I think a lot about the Psalms. Maybe some of you do too? It is understandable, I think — they make up a good part of our daily prayers and our liturgy, and for many of us they supply the words that come unbidden when we are in trouble or distress, or when we express spontaneous joy or praise.
What I’ve been thinking about this week, though, is the lovely mystery of how the Psalms unlock our deepest prayers; the ones that have no words — even when we are praying words that do not correspond to our personal situation or needs. It’s almost like they are the key that unlocks the door that goes from our head to our heart, somehow bypassing that need we have to explain everything, and creating a path for the Holy Spirit to search us and breathe through us the prayers we do not even know we hold within us.

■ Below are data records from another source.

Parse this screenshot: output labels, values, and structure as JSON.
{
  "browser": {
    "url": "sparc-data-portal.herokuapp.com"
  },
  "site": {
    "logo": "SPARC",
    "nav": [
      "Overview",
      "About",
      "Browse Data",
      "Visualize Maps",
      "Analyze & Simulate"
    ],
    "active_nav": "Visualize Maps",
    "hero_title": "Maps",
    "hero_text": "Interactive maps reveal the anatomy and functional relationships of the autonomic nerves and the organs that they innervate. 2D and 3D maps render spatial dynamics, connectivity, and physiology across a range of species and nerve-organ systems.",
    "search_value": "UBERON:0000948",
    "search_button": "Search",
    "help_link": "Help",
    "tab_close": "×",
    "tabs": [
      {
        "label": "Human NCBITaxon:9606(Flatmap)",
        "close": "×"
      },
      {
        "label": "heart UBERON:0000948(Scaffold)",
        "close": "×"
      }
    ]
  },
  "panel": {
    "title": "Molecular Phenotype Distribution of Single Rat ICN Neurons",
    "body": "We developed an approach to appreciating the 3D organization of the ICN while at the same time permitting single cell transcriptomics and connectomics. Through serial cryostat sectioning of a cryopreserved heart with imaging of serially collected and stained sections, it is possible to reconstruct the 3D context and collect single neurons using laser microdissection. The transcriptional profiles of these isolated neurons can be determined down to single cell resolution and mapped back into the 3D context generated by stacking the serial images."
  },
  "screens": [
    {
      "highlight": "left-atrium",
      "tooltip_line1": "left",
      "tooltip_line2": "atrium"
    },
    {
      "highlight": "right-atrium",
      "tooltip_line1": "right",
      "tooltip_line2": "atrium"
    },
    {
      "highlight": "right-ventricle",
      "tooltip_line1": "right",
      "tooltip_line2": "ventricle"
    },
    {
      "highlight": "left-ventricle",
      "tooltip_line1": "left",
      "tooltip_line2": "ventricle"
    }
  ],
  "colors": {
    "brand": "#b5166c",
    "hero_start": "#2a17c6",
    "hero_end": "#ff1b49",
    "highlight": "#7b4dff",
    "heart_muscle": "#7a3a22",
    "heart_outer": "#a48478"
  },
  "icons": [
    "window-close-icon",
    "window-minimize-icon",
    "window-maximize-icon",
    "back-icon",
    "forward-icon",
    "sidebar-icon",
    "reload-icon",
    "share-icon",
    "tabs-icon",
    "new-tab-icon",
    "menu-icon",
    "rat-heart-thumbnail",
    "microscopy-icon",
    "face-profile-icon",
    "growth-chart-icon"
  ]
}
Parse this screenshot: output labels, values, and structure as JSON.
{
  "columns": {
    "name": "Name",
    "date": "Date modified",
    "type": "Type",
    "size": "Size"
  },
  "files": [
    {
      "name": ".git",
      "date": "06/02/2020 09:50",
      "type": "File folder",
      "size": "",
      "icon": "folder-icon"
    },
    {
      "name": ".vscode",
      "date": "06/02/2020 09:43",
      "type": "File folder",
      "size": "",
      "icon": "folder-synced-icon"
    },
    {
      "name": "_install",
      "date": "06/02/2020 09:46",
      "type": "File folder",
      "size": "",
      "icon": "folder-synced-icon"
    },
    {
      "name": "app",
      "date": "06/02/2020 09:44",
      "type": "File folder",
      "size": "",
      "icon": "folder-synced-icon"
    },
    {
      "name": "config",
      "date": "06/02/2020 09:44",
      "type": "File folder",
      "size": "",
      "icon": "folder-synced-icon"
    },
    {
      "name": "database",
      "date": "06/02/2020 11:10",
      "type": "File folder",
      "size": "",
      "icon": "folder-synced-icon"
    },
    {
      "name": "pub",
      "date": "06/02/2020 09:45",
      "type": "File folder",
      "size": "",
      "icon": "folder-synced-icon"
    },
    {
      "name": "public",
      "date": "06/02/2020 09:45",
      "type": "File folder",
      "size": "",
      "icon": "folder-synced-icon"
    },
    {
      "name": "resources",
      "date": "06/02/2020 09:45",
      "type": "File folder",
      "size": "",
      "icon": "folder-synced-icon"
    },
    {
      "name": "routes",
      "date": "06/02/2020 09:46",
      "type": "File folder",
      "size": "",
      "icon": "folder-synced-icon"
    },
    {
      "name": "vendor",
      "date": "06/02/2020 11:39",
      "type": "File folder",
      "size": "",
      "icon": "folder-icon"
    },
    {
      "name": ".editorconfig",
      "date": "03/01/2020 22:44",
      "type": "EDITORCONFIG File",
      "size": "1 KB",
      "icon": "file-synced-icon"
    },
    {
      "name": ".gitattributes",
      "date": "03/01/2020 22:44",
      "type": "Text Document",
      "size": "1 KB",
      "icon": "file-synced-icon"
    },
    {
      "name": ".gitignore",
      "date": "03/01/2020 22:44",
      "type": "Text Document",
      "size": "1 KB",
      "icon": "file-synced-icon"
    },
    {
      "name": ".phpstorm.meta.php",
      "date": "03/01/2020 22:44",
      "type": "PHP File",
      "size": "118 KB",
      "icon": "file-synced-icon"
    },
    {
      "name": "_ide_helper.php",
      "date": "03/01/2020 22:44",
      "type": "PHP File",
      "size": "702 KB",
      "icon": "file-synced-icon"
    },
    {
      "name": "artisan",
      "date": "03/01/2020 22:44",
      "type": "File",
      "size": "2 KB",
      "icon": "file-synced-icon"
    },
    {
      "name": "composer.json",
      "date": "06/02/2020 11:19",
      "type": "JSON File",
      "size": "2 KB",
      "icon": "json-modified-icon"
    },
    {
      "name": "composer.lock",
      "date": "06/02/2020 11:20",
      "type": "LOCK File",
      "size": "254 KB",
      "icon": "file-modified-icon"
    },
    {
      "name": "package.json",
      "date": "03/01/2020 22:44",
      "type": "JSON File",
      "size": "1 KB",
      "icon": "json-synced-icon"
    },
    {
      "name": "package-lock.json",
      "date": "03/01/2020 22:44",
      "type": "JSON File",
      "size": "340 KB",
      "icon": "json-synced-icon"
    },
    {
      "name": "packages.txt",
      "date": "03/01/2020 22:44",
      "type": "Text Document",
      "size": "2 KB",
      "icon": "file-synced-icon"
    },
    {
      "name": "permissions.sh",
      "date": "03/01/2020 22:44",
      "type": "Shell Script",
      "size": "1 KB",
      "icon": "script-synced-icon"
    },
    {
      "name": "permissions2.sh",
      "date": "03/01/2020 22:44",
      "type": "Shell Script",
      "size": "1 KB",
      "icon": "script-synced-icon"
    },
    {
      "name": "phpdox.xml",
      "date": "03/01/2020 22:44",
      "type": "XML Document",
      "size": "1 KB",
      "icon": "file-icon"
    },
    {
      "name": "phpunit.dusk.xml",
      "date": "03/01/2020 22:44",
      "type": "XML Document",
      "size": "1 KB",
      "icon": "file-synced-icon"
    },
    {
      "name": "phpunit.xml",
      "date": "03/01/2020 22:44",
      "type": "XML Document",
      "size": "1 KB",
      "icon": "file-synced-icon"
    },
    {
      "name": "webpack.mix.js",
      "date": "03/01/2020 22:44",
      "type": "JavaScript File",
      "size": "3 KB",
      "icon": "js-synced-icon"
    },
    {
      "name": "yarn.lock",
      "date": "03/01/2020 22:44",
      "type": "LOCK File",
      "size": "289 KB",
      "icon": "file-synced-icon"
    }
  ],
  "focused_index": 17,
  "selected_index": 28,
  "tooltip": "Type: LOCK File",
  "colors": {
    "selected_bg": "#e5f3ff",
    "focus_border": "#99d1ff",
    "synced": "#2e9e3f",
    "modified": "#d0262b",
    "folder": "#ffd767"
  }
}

Years ago, a beloved mentor shared with me these lovely words, “The Psalms are where the tears flow” and I have certainly known that to be true in my own prayer life. It’s surprising and often very unexpected when it happens. How awe-inspiring to think that the ancient words of the Psalms might somehow be saying more than they seem to say; to imagine that the saints throughout the ages who have prayed them have also found them to be how “the Spirit helps us in our weakness; for we do not know how to pray as we ought, but that very Spirit intercedes with sighs too deep for words.” (Rom. 8:26)
I invite you this week, as you pray the Daily Office, to linger on the Psalms, maybe even carrying them with you through the day. Let go of the temptation to explain the words rationally, and instead let them unlock your heart, so that the Holy Spirit may enter to help you pray, and trust that She will intercede for you with sighs deeper than the words which we — or the Psalms — possess.
Download the service booklet: Liturgy at Home Pentecost 4 July 3 2022